In similar manner, Xinhua reported that Russia and China voiced their strong opposition to forced regime change in Syria. Xinhua said Russia warned some countries against meddling in the internal affairs of Syria, saying that the international community should prevent a replay of the Libya model, in which NATO military action help topple the regime of Libyan strongman Muammar Qaddafi. Hours before the Security Council entered into a scheduled meeting on Saturday, with Western powers pushing for a council vote on the draft, Russia insisted that the document be amended.
Xinhua quoted Russian Foreign Minister Sergei Lavrov: “We circulated an amended resolution which aims to fix two basic problems …(first), the imposition of conditions on dialogue, and second, measures must be taken to influence not only the government but also armed groups.” Lavrov had said this at a panel discussion at the Munich Security Conference, adding that these two issues are “of crucial importance” from the view of Russia.
At the UN, Secretary-General Ban Ki-moon expressed “deep regret”. The UN press briefing mentioned the crisis in Syria, “where thousands of people have been killed over the past year since authorities crackdown on a pro-democracy uprising”. Thirteen of the Council’s 15 members voted in favour of a draft text submitted by Morocco, the UN release said, but China and Russia exercised their vetoes (a veto by any one of the Council’s five permanent members means a resolution cannot be adopted).
“This is a great disappointment to the people of Syria and the Middle East, and to all supporters of democracy and human rights,” Ban said in a statement. “It undermines the role of the United Nations and the international community in this period when the Syrian authorities must hear a unified voice calling for an immediate end to its violence against the Syrian people.”
The UN release did provide the views of the Russian Ambassador, Vitaly Churkin, who said the text as it stood “sent an unbalanced signal to the Syrian parties,” with no call on the Syrian opposition to distance itself from extremist groups. He said a solution to the Syrian crisis must be “objective” and said some Council members had actively undermined opportunities for a settlement and pressed for “regime change.”

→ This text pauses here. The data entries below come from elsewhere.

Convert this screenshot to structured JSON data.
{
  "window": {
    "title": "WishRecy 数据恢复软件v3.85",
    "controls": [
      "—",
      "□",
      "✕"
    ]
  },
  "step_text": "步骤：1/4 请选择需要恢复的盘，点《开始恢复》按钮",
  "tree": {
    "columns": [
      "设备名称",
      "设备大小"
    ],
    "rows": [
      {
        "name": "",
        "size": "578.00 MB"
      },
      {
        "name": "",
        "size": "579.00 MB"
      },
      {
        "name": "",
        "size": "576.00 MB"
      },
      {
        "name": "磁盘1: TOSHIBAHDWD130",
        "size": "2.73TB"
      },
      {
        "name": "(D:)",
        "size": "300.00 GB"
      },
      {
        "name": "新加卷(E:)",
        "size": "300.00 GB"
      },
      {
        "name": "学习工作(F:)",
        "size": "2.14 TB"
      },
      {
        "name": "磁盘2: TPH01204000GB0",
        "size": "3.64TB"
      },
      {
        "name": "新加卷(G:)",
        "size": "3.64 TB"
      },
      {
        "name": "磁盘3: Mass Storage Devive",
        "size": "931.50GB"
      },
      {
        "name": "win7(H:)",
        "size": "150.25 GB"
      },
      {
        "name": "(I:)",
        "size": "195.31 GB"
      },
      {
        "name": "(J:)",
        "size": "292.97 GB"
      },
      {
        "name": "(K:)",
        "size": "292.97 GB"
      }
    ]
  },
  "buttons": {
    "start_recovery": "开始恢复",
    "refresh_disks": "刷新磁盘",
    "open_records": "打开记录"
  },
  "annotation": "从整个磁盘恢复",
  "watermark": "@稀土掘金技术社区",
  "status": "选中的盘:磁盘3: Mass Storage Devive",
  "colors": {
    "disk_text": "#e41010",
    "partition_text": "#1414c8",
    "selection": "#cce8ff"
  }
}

Churkin said Russia was actively involved in diplomatic efforts to resolve the crisis and, to that end, the country”s Foreign Minister Sergey Lavrov would lead a delegation to the Syrian capital, Damascus, on Tuesday for talks with President Bashar al-Assad. China’s Ambassador Li Baodong voiced disappointment that the draft resolution did not incorporate amendments proposed by Russia, which China supported. He said an “undue emphasis” on pressuring Syria”s authorities would prejudice the result of dialogue and only complicate the issue rather than ending the fighting. He said the sovereignty, independence and territorial integrity of Syria must be fully respected.